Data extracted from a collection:
+ + + +

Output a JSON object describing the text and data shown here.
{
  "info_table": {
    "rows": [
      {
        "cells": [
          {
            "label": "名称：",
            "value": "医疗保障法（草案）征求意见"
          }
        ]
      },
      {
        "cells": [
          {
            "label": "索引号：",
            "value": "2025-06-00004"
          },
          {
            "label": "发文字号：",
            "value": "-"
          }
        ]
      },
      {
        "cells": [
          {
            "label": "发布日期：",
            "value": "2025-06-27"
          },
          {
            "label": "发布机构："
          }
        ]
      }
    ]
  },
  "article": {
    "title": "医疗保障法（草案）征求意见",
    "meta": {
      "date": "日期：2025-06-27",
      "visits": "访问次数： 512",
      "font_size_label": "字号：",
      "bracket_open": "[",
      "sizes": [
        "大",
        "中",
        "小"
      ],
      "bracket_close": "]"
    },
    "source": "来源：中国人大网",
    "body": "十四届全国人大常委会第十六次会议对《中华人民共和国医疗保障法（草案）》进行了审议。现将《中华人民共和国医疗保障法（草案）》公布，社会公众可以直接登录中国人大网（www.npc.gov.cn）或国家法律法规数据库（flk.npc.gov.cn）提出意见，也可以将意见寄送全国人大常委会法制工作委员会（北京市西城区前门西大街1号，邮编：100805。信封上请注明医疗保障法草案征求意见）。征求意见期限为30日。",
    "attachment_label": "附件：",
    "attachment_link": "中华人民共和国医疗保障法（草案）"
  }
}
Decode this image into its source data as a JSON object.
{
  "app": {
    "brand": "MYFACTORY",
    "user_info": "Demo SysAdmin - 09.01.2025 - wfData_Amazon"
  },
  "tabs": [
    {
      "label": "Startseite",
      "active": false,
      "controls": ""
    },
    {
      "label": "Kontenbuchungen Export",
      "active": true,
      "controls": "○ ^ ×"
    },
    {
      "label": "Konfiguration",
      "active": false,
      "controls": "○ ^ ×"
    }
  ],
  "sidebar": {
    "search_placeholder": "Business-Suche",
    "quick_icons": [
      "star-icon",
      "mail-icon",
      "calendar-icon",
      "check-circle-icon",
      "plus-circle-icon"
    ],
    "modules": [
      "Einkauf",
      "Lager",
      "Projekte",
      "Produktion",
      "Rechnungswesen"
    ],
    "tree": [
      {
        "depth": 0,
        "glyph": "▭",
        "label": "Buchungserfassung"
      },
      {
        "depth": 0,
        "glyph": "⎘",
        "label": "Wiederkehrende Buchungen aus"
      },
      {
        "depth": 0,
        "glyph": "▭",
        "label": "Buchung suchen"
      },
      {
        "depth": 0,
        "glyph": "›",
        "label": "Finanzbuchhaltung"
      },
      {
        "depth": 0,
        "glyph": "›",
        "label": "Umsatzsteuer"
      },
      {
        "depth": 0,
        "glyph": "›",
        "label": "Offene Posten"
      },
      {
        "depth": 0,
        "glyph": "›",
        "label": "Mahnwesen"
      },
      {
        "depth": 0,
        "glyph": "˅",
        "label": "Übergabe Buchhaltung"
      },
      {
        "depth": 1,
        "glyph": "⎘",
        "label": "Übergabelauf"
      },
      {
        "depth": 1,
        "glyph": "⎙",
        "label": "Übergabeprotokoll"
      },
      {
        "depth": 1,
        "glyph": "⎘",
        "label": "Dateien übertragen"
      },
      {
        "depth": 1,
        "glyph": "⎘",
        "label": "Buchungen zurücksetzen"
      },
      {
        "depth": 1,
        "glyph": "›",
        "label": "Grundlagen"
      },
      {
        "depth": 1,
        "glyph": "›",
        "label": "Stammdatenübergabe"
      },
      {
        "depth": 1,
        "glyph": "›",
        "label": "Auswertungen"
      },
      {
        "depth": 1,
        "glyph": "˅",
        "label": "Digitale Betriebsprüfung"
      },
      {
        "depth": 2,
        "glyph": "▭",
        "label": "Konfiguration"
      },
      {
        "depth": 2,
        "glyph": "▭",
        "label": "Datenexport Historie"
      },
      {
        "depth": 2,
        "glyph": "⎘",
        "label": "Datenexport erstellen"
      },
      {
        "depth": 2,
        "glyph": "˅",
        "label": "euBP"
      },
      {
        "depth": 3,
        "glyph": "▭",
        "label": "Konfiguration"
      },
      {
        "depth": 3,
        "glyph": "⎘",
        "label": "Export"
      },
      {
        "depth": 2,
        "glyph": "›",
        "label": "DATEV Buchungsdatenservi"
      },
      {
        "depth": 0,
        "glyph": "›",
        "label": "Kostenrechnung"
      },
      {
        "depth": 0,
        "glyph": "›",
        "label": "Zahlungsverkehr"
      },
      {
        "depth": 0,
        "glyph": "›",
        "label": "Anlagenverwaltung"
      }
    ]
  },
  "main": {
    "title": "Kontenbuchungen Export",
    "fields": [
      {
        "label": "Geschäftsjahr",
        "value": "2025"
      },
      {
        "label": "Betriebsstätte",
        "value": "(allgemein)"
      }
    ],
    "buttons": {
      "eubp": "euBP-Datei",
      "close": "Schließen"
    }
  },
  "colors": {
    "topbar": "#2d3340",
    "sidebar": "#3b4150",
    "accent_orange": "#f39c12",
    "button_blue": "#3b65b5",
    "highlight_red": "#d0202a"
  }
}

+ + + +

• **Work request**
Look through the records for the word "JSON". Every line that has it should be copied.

• **Response to this task**
Output a JSON object describing the text and data shown here.
Decode this image into its source data as a JSON object.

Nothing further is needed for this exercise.